"In January 2010, I was fired," said McPeak. "On March 18, 2010, I got evicted. "On March 23, my mom passed away and I was homeless."

"Rains coming on the way tonight so I'm airing my tent out," she said.

Bruce Miller, 57, of West Bristol, said he ended up on the streets two years ago. Volunteers interviewed him outside a McDonald's restaurant in Bristol. He said he previously worked jobs at a local car wash and used car lot.

Inside his tent, he kept warm with six candles arranged in metal toolbox. Heat from those candles fills his tent on even the coldest nights, he said. "I think it's safe."

"Anyone could do what we do," Miller added. "You just go on, day by day. You wake up. You go on."

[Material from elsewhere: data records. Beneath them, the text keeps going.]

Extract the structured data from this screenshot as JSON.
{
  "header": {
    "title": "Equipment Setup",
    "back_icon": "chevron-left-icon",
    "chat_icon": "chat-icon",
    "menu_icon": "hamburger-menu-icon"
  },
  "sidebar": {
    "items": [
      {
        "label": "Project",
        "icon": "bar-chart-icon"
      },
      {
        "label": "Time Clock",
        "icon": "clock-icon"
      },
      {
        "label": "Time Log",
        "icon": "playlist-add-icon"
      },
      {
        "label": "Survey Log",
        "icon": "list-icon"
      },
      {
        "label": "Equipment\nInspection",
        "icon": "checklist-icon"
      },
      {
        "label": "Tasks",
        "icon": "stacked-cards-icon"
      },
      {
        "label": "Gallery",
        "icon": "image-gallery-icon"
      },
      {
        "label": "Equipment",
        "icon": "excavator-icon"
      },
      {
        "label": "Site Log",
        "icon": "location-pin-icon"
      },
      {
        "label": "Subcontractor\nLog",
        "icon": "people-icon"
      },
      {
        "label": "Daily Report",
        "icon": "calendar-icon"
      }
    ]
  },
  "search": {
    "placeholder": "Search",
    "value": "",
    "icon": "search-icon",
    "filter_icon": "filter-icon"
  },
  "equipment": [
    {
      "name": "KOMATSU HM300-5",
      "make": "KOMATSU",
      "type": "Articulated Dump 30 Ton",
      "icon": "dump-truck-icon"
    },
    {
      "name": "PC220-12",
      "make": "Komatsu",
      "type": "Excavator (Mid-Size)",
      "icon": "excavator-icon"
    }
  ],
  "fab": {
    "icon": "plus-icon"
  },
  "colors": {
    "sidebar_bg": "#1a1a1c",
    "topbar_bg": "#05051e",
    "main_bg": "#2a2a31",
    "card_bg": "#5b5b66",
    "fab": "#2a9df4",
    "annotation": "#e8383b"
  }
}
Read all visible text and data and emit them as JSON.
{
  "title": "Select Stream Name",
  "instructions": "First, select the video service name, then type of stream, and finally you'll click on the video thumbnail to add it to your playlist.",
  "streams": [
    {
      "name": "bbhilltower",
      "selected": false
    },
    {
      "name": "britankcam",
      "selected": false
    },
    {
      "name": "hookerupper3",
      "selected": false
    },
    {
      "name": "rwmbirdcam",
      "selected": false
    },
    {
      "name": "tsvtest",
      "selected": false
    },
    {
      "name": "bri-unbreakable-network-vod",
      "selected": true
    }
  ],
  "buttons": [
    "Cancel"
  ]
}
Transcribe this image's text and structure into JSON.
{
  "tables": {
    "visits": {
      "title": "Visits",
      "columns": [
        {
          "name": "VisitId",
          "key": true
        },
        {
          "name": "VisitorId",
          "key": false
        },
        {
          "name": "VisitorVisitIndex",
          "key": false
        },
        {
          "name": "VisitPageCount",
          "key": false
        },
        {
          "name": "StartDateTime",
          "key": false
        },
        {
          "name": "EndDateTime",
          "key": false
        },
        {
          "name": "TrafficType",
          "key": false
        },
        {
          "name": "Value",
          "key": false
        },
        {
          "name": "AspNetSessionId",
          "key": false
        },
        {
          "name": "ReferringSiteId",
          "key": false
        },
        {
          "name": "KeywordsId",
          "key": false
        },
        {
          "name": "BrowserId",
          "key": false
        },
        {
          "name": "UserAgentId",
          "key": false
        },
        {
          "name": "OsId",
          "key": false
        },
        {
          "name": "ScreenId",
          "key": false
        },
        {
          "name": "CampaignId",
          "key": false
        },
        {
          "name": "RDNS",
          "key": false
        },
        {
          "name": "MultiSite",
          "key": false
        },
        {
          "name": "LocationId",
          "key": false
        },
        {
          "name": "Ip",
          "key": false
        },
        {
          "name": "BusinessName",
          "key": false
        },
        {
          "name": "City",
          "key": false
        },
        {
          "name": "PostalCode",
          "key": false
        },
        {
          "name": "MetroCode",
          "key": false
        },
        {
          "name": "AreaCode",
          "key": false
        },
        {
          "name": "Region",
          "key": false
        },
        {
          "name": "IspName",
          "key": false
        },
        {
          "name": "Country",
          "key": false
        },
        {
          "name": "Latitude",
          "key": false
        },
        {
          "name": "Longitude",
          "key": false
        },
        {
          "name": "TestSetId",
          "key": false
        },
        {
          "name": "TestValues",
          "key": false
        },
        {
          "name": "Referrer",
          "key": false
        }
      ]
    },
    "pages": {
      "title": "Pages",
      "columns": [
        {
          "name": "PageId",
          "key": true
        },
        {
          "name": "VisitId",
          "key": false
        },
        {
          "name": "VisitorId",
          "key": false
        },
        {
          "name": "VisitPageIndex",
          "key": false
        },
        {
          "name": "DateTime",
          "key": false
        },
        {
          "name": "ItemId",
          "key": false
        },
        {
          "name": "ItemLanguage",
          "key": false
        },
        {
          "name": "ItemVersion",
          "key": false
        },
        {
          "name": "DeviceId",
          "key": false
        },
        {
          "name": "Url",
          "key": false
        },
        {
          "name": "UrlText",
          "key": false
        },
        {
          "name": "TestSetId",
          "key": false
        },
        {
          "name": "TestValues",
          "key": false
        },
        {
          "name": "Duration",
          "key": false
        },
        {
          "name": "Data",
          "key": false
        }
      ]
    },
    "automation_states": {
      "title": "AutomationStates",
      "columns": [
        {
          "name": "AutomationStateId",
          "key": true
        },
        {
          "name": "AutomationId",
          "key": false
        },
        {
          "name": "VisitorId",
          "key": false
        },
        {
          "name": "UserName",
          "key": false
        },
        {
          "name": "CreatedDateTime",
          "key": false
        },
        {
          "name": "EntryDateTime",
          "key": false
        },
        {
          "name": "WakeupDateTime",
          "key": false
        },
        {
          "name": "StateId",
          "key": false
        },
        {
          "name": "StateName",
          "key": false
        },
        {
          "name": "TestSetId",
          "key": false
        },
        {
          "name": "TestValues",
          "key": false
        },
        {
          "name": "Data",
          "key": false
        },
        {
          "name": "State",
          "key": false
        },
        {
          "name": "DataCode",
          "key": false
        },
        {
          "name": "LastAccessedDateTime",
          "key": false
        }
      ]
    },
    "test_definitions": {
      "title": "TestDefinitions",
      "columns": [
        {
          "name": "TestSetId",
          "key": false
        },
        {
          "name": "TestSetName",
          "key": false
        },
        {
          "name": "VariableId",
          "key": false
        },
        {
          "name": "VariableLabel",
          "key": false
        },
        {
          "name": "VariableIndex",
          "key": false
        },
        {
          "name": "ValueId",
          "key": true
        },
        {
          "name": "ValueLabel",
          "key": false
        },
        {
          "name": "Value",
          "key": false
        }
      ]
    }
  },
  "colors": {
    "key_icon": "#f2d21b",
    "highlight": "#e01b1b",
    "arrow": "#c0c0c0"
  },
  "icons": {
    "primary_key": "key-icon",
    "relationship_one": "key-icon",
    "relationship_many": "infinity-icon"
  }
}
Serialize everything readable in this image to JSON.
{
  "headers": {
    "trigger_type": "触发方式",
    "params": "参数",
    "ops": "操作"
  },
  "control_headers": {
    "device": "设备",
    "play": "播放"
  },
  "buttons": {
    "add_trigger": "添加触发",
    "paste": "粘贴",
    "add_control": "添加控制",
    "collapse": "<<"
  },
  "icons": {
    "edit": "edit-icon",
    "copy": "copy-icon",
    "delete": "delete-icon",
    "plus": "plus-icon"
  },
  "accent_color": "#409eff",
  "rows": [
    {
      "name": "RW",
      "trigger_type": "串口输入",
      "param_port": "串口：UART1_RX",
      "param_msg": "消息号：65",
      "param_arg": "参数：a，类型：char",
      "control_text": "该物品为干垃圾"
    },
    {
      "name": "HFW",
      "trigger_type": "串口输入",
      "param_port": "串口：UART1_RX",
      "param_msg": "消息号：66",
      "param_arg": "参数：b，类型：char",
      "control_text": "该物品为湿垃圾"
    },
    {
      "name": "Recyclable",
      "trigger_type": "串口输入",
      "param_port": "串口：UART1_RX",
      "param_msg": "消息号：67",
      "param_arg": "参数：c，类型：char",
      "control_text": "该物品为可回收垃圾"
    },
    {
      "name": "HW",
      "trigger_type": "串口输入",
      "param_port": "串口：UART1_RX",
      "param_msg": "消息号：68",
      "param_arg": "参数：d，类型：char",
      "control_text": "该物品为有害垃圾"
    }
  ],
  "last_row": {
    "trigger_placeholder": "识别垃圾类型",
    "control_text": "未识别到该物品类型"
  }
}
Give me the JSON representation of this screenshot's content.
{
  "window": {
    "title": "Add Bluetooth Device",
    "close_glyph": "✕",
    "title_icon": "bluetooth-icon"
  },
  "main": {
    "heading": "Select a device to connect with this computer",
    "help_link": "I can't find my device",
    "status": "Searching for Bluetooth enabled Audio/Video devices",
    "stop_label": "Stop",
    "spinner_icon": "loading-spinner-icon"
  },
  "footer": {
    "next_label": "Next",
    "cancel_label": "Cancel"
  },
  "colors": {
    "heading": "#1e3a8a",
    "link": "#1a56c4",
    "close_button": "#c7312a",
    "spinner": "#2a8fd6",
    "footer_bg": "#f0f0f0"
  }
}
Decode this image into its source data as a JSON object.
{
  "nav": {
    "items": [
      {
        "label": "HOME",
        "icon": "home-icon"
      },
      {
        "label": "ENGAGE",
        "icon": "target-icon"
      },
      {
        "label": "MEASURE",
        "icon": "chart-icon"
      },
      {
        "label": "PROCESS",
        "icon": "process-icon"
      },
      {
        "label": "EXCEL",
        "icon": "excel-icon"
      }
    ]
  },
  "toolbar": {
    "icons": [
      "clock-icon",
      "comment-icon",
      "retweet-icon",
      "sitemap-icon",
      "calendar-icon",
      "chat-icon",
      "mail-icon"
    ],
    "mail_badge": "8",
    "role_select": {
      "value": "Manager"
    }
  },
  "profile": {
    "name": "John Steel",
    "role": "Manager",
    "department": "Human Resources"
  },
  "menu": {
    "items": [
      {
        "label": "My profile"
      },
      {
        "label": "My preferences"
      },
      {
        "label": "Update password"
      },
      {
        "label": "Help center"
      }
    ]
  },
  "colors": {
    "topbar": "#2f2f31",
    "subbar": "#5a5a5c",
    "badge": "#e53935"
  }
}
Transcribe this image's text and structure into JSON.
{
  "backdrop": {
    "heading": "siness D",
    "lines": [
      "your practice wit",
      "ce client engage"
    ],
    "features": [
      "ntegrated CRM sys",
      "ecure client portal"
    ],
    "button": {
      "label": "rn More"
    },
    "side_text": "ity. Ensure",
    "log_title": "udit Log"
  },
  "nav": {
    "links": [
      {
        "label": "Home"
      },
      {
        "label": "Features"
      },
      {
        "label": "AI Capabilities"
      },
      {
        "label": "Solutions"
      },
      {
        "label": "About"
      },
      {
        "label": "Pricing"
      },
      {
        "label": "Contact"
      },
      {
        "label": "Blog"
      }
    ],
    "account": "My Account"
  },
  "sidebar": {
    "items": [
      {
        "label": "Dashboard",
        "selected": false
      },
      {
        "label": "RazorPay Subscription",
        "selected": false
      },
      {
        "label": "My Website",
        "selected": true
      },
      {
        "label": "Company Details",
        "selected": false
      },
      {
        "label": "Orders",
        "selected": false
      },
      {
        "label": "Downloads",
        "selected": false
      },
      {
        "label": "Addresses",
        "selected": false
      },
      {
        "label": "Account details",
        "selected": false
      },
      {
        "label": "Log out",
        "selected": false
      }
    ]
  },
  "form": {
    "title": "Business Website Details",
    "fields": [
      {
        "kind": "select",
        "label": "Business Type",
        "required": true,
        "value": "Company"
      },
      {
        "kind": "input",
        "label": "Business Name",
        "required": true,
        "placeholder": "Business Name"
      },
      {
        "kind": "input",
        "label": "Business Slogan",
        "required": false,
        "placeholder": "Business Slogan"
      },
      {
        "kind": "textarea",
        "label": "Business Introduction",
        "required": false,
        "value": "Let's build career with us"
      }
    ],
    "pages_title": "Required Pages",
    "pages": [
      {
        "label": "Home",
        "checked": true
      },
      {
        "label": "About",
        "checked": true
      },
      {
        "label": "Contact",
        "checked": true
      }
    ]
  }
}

Homeless in Philly_3
© Bill Fraser
Matt Wilkinson (right), outreach coordinator from the Sunday Breakfast Rescue Mission, organizes a team in Bristol Township as as they prepare to take part in a census of Bucks County's unsheltered homeless population in Bristol Township on Wednesday morning.
Social workers entered another camp in Croydon on Wednesday just as James Sandonato of Bristol Township was preparing lunch. Atop the gas grill, the former welder warmed day-old stromboli.

"In 2009, when the economy went bad I lost my job. I'd been working there 13 years," he said. "I'm trying every day, looking for a job. That's my plan. Get a job. Get my kids back."

Later in the afternoon, caseworkers connected with a young man named Brian who offered to take them to a new encampment in Middletown.

Tents were arranged in a field beside the train tracks near the Middletown Country Club.

The young man said he'd been homeless for about four months "but it only felt like two months because most of that time I was on speed."

Early estimates from Bucks County's homeless census likely won't be released until Friday, officials said.

The Housing Continuum of Care of Bucks County said it must collect information from 22 volunteers operating in clusters throughout Bucks County. That information will then be compared with the population currently enrolled in existing shelter programs.

A homeless count from last year discovered 41 men and five women living on the streets or in cars in Bucks County, officials said.

The number of unsheltered homeless was up 29 percent from the 33 persons discovered to be living outdoors in the county in 2011. A homeless count conducted two years ago located 36 people, officials said.

The Family Service Association of Bucks County operates the only year-round emergency shelter in Bristol Township. The shelter houses about 75 people, but the waiting list is much longer, said Marlene Piasecki, director of program planning and development. About 125 people are on the shelter waiting list at any given time.